→ **Exercise objective**
In the data below, find every line with the word "JSON" and copy it.

***** Data records

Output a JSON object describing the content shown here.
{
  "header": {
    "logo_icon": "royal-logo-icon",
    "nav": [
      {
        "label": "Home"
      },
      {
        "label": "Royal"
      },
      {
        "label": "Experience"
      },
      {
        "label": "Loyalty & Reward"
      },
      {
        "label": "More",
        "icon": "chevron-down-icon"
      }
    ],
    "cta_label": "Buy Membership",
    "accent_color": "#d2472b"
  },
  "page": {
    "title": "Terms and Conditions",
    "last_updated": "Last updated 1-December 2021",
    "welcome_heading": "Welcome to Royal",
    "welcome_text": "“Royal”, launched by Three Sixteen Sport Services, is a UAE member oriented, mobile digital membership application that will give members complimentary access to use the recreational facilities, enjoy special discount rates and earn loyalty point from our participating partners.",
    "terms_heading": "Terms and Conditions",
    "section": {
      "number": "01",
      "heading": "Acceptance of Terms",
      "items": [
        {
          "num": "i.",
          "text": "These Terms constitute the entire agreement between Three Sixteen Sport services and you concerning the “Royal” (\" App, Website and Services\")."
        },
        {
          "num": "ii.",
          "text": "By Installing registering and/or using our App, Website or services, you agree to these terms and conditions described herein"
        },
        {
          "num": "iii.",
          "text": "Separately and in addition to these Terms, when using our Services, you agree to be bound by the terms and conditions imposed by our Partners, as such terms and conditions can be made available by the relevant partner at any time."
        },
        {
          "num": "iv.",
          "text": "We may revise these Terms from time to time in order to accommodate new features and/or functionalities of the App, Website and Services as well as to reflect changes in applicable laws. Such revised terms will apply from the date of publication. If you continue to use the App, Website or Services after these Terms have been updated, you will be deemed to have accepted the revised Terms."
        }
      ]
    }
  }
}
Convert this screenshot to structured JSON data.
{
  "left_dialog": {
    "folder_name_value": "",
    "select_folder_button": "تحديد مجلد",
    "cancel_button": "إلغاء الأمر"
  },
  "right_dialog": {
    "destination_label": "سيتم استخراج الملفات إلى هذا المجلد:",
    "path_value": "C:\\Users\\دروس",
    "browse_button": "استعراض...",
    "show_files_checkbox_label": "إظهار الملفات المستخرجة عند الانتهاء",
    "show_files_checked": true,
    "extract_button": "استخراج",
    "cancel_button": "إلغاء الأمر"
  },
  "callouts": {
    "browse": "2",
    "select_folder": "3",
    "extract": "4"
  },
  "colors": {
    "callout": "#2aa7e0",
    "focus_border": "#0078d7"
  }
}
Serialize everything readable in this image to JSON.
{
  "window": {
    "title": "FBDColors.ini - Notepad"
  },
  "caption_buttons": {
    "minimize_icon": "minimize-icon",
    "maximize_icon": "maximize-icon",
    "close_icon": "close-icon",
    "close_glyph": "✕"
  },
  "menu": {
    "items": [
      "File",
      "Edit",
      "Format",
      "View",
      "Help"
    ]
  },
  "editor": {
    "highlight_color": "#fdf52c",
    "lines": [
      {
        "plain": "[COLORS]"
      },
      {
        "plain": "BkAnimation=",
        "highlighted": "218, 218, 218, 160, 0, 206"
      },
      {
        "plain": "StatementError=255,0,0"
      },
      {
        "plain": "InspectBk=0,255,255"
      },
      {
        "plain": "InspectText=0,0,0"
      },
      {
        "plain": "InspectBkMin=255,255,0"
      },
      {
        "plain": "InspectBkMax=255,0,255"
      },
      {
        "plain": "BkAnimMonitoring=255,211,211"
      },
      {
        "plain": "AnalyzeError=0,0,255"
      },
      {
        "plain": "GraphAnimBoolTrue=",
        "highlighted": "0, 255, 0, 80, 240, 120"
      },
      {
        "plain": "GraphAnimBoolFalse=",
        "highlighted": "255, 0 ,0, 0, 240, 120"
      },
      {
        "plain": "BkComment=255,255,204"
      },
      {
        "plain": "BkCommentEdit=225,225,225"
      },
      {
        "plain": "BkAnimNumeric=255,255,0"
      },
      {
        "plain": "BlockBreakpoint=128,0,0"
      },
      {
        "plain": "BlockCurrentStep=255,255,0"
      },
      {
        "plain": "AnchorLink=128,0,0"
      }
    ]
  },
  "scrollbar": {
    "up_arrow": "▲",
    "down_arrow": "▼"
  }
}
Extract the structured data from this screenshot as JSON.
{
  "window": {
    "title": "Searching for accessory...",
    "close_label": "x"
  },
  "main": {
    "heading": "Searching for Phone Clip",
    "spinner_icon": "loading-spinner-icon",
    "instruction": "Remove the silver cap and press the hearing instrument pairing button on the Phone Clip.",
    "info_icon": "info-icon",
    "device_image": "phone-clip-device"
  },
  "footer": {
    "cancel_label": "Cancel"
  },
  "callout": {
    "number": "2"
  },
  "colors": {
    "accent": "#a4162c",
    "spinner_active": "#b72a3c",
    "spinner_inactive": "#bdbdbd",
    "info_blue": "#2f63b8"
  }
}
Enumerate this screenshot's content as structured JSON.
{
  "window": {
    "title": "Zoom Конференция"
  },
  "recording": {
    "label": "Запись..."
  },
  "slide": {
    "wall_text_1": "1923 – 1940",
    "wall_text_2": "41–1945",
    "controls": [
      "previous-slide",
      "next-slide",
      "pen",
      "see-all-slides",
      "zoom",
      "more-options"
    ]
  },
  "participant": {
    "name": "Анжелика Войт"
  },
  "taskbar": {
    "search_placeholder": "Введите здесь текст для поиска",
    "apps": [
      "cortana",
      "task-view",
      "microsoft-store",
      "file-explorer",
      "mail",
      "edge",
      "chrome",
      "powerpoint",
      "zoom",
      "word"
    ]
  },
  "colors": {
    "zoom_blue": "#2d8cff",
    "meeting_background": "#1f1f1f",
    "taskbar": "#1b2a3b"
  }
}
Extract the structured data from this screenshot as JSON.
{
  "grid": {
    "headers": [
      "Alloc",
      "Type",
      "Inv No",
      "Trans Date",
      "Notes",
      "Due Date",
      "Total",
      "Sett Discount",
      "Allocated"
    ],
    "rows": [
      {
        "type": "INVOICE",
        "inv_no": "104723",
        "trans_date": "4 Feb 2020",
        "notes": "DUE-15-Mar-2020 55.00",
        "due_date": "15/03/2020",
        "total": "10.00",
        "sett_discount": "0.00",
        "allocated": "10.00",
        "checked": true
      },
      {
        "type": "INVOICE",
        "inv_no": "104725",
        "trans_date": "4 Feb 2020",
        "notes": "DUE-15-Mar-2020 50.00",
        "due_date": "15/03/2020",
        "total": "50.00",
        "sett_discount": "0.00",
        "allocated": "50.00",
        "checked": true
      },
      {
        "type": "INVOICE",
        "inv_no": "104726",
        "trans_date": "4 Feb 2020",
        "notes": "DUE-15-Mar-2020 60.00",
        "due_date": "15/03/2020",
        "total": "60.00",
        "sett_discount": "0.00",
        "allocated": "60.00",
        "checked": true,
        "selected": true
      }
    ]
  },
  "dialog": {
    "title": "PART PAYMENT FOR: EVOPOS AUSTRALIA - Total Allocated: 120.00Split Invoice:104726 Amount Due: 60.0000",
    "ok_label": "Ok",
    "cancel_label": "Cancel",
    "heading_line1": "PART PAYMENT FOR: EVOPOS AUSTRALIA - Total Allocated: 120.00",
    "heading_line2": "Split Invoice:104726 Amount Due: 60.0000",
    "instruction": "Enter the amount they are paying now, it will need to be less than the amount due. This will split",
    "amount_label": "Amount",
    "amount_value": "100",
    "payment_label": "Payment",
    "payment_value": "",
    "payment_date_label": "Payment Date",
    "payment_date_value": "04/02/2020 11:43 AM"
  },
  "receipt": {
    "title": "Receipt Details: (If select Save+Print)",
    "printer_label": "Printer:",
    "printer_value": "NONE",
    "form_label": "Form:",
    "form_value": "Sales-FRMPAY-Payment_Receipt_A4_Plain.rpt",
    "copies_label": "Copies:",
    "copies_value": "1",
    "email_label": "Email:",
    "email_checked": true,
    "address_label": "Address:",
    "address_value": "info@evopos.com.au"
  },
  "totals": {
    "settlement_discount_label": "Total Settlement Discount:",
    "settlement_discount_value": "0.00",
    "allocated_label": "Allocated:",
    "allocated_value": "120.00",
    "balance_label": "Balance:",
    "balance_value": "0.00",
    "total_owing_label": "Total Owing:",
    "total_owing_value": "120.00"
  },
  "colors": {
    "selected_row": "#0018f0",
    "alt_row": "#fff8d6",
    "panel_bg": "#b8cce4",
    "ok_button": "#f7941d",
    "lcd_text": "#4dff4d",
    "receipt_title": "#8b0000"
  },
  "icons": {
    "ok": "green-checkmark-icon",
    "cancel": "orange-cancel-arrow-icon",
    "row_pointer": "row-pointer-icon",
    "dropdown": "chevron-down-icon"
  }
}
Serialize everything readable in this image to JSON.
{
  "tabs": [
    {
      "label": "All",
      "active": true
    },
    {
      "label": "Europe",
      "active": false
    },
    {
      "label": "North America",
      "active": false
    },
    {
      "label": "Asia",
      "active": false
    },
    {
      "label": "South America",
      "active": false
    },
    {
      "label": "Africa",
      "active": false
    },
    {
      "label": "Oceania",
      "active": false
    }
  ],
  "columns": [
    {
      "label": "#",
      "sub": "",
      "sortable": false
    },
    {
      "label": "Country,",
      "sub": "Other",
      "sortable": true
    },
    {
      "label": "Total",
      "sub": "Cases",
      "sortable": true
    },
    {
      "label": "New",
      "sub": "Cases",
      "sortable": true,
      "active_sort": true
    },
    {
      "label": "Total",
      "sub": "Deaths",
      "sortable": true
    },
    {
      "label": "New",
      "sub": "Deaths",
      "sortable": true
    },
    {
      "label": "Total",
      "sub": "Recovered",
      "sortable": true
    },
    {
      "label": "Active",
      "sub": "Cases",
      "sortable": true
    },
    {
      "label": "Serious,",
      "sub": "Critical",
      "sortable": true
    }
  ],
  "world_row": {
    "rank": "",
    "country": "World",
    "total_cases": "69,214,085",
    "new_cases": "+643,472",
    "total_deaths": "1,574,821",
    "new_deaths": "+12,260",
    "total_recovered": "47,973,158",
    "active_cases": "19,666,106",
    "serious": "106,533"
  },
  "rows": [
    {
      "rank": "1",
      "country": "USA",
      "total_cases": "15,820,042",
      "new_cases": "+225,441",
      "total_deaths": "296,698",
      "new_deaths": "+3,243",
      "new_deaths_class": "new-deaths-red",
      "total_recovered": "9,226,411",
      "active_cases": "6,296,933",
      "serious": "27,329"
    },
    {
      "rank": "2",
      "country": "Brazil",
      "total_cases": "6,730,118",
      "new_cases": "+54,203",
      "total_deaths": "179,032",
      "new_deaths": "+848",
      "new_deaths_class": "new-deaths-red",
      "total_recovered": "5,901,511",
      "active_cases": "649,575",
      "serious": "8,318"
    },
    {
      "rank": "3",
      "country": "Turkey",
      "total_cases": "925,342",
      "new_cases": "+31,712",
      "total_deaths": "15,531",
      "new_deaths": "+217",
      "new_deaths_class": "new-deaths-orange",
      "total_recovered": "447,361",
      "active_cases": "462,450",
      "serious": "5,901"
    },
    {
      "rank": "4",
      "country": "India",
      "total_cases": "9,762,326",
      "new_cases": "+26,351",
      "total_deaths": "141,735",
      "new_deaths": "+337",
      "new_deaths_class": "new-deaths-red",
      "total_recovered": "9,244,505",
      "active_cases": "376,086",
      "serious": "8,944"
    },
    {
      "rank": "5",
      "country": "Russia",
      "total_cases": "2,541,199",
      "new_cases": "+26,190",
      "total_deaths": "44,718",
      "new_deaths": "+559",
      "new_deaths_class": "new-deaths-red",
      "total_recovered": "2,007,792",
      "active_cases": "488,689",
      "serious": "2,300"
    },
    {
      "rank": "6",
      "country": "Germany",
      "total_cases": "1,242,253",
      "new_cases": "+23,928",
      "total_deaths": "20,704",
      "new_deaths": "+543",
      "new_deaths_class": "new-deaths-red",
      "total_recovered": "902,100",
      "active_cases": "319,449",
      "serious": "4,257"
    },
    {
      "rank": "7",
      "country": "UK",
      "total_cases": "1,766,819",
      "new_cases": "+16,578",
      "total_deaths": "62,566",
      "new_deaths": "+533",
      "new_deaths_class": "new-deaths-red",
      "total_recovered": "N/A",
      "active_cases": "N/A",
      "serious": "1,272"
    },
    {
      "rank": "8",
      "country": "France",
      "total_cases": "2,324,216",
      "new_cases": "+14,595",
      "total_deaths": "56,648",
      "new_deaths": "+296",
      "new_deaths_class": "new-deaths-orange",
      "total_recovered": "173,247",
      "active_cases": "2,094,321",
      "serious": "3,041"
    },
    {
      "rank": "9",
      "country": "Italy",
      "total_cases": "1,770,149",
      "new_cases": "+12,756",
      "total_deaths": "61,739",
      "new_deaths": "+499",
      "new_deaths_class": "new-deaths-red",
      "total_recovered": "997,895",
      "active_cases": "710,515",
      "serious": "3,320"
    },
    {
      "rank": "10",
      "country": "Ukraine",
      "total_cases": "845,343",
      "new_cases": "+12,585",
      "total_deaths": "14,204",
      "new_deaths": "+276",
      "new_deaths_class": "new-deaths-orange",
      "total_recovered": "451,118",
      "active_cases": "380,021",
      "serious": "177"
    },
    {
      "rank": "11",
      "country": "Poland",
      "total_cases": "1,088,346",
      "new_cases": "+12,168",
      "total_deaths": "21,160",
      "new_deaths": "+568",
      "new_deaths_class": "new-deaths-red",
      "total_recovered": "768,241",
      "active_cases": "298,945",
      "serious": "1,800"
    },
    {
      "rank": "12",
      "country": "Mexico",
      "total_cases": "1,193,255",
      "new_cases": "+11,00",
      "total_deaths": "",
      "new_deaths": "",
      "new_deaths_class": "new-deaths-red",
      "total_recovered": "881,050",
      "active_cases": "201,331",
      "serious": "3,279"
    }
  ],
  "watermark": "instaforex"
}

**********

→ **Written reply**
Output a JSON object describing the content shown here.
Convert this screenshot to structured JSON data.
Serialize everything readable in this image to JSON.
Extract the structured data from this screenshot as JSON.
Enumerate this screenshot's content as structured JSON.
Extract the structured data from this screenshot as JSON.
Serialize everything readable in this image to JSON.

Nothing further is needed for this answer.